The oldest professional brewing facility in Canada, Molson was founded by John Molson, an English immigrant, in 1786. At the tender age of 22, Molson would have no doubt been happy to know that, just over two hundred years later in the modern era, his company now gives their name to one of the biggest multinational brewing conglomerates in the world – Molson Coors.
John Molson didn’t just limit himself to brewing either. Molson Brewing also owned a bank and was the first company to introduce steamboat public transit to Canada. Today their beers include such popular brands as Coors Light, Molson Export, Heineken, Tiger and Molson Dry. The Molson name beers are still brewed at the original brewery site in Montreal, Quebec.
Three Tuns Brewery
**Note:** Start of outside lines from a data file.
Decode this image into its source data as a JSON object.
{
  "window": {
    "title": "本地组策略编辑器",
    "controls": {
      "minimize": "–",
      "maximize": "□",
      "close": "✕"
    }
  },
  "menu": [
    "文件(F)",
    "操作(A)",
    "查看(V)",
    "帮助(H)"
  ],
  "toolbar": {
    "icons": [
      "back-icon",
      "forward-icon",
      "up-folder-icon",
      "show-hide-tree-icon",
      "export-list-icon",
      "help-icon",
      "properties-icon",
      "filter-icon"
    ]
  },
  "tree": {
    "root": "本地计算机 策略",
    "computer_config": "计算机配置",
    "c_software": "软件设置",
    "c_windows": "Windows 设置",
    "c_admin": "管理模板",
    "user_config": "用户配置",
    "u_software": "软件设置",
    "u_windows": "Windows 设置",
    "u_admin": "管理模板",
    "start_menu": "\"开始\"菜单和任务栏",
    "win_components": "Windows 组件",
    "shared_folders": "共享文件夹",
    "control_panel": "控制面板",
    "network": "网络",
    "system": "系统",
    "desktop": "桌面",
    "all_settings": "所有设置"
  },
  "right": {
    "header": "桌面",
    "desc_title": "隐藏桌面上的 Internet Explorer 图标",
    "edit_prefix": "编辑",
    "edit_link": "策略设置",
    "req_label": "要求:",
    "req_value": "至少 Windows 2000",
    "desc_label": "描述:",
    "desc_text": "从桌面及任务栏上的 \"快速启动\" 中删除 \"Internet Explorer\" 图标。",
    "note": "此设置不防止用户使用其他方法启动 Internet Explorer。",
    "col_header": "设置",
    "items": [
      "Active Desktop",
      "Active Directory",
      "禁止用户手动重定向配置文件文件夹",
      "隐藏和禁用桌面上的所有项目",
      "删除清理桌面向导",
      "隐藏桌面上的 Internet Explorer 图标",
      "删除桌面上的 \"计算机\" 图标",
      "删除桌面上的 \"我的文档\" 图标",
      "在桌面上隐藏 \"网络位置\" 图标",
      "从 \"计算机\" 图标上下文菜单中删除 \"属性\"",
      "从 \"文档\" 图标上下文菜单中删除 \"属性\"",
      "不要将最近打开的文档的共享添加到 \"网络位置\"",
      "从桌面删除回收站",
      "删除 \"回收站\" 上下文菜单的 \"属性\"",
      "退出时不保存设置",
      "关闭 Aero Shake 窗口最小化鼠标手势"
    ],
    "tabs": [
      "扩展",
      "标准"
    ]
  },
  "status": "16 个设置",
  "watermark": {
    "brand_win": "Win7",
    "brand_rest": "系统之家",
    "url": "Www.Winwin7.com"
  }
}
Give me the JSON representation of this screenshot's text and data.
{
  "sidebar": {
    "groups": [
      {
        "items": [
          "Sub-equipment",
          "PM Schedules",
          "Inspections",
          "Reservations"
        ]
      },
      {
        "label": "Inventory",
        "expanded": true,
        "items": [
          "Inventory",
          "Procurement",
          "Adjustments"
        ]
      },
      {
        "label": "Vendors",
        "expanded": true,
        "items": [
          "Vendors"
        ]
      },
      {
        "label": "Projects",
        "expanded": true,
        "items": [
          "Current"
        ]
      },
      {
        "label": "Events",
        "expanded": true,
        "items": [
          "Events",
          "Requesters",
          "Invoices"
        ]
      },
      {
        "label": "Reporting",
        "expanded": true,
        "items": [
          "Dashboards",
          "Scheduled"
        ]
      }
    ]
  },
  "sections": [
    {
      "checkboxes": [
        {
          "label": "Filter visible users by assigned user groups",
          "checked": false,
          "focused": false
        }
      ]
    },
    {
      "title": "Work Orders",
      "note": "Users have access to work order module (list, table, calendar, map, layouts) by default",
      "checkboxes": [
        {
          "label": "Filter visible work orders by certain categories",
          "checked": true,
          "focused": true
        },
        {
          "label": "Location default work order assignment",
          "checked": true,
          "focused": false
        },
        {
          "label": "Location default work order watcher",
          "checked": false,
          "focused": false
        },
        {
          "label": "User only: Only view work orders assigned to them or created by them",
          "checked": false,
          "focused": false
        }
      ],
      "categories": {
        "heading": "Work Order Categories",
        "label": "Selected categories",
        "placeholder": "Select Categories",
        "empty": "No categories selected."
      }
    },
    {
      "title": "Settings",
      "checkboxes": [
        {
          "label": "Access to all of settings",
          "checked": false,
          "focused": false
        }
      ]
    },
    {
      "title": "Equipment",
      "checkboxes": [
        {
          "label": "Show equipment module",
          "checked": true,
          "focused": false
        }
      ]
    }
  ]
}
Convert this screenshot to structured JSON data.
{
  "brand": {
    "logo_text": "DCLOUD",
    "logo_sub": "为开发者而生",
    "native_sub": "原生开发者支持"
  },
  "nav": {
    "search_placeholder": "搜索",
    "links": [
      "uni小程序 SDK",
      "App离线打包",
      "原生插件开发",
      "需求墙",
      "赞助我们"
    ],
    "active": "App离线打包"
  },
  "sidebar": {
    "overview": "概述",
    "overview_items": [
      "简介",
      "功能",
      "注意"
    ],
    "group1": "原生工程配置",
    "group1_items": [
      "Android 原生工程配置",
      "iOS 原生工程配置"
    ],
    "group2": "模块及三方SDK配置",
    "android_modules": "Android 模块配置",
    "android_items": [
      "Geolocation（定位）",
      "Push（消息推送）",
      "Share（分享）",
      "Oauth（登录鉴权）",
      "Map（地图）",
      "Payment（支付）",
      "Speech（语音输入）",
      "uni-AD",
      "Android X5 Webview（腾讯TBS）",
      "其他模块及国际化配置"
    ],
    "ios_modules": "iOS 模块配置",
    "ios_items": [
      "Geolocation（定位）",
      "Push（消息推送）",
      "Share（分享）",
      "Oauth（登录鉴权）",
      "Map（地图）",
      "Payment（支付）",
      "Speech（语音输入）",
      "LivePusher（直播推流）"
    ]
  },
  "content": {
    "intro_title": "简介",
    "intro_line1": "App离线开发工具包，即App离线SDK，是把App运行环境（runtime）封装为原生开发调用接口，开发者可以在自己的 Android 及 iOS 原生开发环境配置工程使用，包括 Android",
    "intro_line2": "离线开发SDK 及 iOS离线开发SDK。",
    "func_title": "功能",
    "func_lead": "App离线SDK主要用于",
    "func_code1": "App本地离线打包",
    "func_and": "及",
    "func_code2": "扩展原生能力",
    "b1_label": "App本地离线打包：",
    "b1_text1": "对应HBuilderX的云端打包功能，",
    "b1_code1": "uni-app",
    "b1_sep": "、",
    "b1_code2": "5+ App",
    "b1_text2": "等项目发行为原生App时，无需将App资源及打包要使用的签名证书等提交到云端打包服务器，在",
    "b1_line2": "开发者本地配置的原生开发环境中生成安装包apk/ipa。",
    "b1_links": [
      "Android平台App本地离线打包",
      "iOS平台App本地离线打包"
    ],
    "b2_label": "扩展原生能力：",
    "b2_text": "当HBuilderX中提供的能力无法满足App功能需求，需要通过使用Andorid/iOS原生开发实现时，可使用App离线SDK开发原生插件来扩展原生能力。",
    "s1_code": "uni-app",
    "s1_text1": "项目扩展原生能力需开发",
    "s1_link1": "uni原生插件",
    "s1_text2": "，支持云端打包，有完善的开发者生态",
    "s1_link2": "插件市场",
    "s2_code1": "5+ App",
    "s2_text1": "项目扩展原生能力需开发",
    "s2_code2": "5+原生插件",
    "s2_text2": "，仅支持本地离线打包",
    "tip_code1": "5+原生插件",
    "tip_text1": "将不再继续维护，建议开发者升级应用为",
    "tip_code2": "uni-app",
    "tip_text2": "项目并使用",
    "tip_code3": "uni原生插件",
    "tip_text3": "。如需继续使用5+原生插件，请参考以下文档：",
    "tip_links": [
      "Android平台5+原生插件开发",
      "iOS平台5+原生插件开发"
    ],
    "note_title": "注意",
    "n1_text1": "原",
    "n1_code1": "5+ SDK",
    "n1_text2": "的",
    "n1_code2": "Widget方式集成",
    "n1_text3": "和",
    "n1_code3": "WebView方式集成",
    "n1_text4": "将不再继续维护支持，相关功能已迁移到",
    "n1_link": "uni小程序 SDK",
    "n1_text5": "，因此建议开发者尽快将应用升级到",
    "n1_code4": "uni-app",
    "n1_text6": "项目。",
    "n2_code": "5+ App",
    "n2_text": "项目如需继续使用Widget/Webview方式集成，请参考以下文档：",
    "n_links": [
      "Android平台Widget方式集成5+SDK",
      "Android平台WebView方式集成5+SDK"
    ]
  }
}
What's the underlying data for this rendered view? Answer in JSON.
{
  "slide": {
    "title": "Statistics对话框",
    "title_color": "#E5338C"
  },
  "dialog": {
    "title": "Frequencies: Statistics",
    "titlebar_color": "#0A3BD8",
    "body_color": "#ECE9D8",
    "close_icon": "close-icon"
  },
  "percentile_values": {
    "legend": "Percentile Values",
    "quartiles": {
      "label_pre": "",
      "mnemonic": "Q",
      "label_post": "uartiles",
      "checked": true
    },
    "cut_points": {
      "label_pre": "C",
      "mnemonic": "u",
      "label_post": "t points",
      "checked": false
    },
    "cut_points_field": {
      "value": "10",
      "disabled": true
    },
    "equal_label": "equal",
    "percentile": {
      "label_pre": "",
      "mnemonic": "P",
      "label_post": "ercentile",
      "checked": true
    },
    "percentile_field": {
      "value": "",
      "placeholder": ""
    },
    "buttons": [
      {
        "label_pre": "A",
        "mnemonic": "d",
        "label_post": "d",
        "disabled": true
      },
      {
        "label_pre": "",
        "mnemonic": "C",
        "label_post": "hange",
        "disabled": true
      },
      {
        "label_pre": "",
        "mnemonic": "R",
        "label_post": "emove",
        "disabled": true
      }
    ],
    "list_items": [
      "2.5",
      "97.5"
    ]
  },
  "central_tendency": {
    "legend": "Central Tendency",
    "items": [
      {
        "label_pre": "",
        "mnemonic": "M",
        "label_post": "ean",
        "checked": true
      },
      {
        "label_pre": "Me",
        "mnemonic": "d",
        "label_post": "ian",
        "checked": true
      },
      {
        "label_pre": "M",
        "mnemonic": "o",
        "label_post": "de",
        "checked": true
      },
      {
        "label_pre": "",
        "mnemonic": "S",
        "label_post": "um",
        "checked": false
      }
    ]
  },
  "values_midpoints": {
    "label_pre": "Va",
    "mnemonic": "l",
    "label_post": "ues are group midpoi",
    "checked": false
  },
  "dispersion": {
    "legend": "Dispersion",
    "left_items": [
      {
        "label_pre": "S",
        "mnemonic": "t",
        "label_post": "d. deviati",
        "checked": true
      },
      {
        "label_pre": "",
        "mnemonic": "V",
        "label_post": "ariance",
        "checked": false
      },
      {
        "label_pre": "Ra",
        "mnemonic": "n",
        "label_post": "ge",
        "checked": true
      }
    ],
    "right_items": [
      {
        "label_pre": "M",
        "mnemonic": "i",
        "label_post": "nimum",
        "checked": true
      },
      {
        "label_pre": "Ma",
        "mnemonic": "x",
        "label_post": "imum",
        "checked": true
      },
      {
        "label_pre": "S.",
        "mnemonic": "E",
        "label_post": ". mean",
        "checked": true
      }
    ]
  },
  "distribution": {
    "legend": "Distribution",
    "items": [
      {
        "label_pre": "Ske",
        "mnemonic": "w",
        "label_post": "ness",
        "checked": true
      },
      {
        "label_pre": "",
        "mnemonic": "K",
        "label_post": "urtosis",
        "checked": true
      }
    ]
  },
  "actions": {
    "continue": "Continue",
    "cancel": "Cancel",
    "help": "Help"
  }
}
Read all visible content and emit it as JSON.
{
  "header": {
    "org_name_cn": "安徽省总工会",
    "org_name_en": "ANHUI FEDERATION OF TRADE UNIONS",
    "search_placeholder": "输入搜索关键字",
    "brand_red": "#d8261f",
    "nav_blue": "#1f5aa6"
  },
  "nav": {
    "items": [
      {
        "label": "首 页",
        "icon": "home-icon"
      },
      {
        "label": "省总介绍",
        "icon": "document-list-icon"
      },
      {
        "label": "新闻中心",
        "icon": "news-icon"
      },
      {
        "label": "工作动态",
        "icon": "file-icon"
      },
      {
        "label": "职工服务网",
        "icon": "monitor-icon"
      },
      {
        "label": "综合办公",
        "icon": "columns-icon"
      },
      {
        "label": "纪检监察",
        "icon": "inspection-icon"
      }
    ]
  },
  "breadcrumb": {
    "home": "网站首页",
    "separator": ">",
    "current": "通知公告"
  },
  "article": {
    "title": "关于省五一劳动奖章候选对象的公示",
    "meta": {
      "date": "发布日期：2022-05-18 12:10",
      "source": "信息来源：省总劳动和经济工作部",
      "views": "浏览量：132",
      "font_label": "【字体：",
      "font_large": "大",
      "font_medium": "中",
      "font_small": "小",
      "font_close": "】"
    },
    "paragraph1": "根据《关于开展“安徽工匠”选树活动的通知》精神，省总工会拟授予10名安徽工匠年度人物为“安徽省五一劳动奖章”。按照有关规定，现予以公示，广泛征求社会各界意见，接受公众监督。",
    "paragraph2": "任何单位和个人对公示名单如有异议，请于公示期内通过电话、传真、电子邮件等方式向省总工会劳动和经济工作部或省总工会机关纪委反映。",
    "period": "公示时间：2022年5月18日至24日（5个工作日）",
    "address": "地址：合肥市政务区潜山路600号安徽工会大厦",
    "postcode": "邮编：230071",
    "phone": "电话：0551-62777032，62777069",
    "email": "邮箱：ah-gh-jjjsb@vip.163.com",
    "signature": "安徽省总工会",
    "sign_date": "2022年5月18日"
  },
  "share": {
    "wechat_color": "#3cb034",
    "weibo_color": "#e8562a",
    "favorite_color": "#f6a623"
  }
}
This brewer in Bishop’s Castle, Shropshire, UK, holds claim to the title of oldest continuous brewery in the British Isles. Established in 1642, on the same grounds it occupies today, Three Tuns is also a tower brewery. This means it uses the gravity of a vertical tower to aid the brewing process and forgo the use of many pumps and siphons. A remnant of Victorian brewing methods, Three Tuns is one of only four of these kind of breweries in the UK.
However, there is some dispute as to if Three Tuns is actually the oldest continuing brewery in England. Certainly, it is the oldest documented and licenced operation – but Shepard Neame brewery in Faversham, Kent, claims that ale production was going on at their site from 1525.
Whatever the truth of the matter, they both make some fine and tasty beers!